### WORK ITEM
Count every line in the records below that contains the string "icon". Report that number alone.
▽
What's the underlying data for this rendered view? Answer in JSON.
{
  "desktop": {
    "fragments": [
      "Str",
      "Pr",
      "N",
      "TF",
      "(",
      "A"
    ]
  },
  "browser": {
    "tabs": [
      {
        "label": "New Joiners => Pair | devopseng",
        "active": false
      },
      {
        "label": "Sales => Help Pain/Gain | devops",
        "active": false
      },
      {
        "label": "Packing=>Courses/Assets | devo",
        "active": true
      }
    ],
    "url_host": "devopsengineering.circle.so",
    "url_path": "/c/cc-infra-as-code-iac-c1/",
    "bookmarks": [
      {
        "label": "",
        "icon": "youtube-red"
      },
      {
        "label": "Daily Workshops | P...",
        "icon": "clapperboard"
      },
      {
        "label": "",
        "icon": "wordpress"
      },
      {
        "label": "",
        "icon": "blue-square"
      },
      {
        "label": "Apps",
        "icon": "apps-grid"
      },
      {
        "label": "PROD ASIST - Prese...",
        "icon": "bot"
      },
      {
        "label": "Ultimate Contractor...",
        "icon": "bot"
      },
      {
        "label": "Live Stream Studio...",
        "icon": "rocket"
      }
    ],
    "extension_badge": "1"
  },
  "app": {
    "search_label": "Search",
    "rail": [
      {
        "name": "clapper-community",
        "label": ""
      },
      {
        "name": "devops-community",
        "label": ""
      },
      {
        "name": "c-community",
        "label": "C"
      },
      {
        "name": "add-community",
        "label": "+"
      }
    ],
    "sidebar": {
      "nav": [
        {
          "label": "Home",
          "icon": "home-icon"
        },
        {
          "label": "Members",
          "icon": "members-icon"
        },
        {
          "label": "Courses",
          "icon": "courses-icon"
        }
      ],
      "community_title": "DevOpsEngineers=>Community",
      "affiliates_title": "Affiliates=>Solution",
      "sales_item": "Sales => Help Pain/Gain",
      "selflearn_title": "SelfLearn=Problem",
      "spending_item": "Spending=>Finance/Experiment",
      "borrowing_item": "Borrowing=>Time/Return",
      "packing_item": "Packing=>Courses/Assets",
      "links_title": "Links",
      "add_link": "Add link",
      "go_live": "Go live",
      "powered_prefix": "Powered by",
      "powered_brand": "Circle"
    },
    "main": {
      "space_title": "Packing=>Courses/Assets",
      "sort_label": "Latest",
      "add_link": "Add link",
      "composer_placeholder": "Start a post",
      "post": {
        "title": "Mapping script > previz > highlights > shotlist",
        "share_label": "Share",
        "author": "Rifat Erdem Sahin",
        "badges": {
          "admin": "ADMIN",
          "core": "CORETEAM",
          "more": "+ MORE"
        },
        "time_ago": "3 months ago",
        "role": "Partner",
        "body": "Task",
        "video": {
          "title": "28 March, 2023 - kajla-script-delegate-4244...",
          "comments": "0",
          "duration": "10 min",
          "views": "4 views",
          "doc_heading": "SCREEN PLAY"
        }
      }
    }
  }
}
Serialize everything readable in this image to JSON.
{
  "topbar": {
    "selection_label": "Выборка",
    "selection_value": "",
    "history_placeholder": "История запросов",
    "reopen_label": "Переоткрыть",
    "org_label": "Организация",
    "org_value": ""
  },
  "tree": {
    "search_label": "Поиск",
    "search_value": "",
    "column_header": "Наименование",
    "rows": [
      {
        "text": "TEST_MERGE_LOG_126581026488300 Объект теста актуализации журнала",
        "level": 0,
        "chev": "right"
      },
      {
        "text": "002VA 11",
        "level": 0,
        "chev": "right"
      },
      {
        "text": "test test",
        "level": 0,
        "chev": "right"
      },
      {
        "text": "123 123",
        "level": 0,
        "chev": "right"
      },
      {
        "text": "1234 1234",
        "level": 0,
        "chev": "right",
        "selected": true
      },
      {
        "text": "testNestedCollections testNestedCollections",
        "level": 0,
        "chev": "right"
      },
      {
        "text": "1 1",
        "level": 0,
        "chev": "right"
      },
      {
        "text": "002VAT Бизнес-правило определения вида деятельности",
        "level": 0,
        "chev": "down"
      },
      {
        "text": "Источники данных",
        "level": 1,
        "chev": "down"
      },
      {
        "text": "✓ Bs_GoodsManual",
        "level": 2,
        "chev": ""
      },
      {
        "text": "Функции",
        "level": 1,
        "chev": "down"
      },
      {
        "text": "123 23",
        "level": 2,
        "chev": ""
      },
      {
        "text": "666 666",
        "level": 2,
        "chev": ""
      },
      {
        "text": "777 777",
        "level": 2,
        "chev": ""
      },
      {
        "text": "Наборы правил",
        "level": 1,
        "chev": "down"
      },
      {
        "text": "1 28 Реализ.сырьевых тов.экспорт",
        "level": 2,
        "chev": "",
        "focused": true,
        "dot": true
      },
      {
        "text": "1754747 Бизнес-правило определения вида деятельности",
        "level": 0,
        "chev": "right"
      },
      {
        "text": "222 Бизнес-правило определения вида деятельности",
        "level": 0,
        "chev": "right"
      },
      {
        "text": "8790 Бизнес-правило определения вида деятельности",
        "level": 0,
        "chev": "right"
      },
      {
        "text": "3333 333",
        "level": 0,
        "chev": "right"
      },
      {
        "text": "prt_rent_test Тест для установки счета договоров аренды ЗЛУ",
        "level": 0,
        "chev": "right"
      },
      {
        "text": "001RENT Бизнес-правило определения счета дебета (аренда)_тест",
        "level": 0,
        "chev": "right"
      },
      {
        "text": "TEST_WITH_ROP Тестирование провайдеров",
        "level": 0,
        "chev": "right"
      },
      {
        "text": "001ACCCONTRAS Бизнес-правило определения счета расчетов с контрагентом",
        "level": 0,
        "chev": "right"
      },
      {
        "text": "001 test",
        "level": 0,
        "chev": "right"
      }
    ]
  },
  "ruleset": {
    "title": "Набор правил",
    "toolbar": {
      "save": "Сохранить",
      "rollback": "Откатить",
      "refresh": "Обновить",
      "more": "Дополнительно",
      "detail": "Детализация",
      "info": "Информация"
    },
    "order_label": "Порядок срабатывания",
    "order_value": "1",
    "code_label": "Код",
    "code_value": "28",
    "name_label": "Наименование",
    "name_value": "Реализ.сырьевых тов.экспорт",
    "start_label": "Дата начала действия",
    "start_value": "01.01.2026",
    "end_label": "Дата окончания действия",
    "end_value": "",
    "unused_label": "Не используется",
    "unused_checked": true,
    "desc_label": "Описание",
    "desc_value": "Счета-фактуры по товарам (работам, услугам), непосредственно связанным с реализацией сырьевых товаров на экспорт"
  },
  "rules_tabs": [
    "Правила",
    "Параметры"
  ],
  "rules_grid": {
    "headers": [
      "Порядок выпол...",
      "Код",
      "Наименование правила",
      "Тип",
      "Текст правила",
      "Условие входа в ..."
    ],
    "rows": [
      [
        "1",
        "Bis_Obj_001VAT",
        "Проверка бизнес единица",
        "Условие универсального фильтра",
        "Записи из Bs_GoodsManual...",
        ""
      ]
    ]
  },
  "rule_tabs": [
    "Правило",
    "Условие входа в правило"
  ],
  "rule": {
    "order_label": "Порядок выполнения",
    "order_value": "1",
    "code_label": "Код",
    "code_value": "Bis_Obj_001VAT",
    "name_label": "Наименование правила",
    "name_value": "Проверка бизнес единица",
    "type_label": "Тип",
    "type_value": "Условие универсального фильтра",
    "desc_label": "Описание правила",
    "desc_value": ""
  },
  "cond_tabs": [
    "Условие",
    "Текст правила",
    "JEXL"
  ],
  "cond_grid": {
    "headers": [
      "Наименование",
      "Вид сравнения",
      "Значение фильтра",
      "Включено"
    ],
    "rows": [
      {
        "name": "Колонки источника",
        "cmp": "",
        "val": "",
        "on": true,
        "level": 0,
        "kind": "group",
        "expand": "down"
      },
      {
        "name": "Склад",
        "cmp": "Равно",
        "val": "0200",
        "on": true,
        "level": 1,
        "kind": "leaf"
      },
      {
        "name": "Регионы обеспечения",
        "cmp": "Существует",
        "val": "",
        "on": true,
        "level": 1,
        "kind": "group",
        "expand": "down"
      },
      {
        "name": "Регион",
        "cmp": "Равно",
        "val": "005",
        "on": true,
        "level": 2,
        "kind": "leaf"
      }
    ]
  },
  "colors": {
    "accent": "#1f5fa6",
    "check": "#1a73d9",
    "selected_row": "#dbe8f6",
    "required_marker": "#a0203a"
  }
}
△
### EXERCISE ANSWER
11